RECORDS PROVIDED Block Start

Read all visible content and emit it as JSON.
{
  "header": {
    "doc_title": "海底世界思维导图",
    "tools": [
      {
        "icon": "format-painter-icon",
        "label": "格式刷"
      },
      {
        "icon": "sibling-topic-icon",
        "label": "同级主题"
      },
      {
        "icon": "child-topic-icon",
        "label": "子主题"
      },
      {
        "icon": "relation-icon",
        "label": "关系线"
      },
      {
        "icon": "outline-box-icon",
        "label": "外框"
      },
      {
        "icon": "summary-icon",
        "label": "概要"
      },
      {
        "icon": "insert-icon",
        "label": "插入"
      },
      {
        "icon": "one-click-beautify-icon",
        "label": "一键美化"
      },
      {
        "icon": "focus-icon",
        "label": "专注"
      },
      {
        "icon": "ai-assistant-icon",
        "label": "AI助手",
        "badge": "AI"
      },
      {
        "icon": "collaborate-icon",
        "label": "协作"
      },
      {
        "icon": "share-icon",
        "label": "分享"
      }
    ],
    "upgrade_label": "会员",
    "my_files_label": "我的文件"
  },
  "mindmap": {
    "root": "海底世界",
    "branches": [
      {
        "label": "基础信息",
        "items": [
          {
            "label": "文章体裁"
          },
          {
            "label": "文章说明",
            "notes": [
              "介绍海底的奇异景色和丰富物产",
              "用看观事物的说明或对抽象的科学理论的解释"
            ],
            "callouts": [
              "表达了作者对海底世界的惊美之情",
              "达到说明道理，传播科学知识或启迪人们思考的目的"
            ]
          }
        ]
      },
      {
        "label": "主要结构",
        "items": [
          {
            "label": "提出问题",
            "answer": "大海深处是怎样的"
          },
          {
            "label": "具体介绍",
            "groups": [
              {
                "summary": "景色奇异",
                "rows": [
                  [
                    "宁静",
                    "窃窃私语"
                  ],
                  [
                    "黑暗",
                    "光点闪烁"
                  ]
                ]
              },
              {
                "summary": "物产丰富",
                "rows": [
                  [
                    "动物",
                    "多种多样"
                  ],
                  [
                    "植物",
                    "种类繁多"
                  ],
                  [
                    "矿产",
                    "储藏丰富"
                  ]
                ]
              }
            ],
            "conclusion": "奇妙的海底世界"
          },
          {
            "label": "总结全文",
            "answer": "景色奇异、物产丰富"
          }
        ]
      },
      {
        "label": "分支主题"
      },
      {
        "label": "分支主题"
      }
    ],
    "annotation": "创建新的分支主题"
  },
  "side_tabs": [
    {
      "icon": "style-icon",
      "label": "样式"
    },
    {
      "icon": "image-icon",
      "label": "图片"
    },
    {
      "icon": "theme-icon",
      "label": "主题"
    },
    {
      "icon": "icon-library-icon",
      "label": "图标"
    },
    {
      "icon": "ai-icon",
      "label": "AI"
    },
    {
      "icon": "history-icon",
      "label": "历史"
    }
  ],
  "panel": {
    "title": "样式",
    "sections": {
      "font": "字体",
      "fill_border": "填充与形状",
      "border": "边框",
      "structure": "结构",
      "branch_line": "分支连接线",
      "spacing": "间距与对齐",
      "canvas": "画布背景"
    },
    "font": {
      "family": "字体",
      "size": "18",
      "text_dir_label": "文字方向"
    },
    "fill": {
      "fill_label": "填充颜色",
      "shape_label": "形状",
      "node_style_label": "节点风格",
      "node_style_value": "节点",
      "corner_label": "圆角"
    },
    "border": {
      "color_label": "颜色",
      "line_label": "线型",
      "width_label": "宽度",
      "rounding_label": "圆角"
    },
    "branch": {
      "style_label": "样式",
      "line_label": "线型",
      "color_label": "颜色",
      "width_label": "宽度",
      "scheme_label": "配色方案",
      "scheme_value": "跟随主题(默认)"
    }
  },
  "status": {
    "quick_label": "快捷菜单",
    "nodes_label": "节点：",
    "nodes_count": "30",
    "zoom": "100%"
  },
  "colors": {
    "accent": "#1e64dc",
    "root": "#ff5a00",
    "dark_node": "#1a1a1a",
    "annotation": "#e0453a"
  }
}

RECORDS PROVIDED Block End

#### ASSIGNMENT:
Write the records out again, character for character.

#### EXERCISE RESPONSE:
Read all visible content and emit it as JSON.
{
  "header": {
    "doc_title": "海底世界思维导图",
    "tools": [
      {
        "icon": "format-painter-icon",
        "label": "格式刷"
      },
      {
        "icon": "sibling-topic-icon",
        "label": "同级主题"
      },
      {
        "icon": "child-topic-icon",
        "label": "子主题"
      },
      {
        "icon": "relation-icon",
        "label": "关系线"
      },
      {
        "icon": "outline-box-icon",
        "label": "外框"
      },
      {
        "icon": "summary-icon",
        "label": "概要"
      },
      {
        "icon": "insert-icon",
        "label": "插入"
      },
      {
        "icon": "one-click-beautify-icon",
        "label": "一键美化"
      },
      {
        "icon": "focus-icon",
        "label": "专注"
      },
      {
        "icon": "ai-assistant-icon",
        "label": "AI助手",
        "badge": "AI"
      },
      {
        "icon": "collaborate-icon",
        "label": "协作"
      },
      {
        "icon": "share-icon",
        "label": "分享"
      }
    ],
    "upgrade_label": "会员",
    "my_files_label": "我的文件"
  },
  "mindmap": {
    "root": "海底世界",
    "branches": [
      {
        "label": "基础信息",
        "items": [
          {
            "label": "文章体裁"
          },
          {
            "label": "文章说明",
            "notes": [
              "介绍海底的奇异景色和丰富物产",
              "用看观事物的说明或对抽象的科学理论的解释"
            ],
            "callouts": [
              "表达了作者对海底世界的惊美之情",
              "达到说明道理，传播科学知识或启迪人们思考的目的"
            ]
          }
        ]
      },
      {
        "label": "主要结构",
        "items": [
          {
            "label": "提出问题",
            "answer": "大海深处是怎样的"
          },
          {
            "label": "具体介绍",
            "groups": [
              {
                "summary": "景色奇异",
                "rows": [
                  [
                    "宁静",
                    "窃窃私语"
                  ],
                  [
                    "黑暗",
                    "光点闪烁"
                  ]
                ]
              },
              {
                "summary": "物产丰富",
                "rows": [
                  [
                    "动物",
                    "多种多样"
                  ],
                  [
                    "植物",
                    "种类繁多"
                  ],
                  [
                    "矿产",
                    "储藏丰富"
                  ]
                ]
              }
            ],
            "conclusion": "奇妙的海底世界"
          },
          {
            "label": "总结全文",
            "answer": "景色奇异、物产丰富"
          }
        ]
      },
      {
        "label": "分支主题"
      },
      {
        "label": "分支主题"
      }
    ],
    "annotation": "创建新的分支主题"
  },
  "side_tabs": [
    {
      "icon": "style-icon",
      "label": "样式"
    },
    {
      "icon": "image-icon",
      "label": "图片"
    },
    {
      "icon": "theme-icon",
      "label": "主题"
    },
    {
      "icon": "icon-library-icon",
      "label": "图标"
    },
    {
      "icon": "ai-icon",
      "label": "AI"
    },
    {
      "icon": "history-icon",
      "label": "历史"
    }
  ],
  "panel": {
    "title": "样式",
    "sections": {
      "font": "字体",
      "fill_border": "填充与形状",
      "border": "边框",
      "structure": "结构",
      "branch_line": "分支连接线",
      "spacing": "间距与对齐",
      "canvas": "画布背景"
    },
    "font": {
      "family": "字体",
      "size": "18",
      "text_dir_label": "文字方向"
    },
    "fill": {
      "fill_label": "填充颜色",
      "shape_label": "形状",
      "node_style_label": "节点风格",
      "node_style_value": "节点",
      "corner_label": "圆角"
    },
    "border": {
      "color_label": "颜色",
      "line_label": "线型",
      "width_label": "宽度",
      "rounding_label": "圆角"
    },
    "branch": {
      "style_label": "样式",
      "line_label": "线型",
      "color_label": "颜色",
      "width_label": "宽度",
      "scheme_label": "配色方案",
      "scheme_value": "跟随主题(默认)"
    }
  },
  "status": {
    "quick_label": "快捷菜单",
    "nodes_label": "节点：",
    "nodes_count": "30",
    "zoom": "100%"
  },
  "colors": {
    "accent": "#1e64dc",
    "root": "#ff5a00",
    "dark_node": "#1a1a1a",
    "annotation": "#e0453a"
  }
}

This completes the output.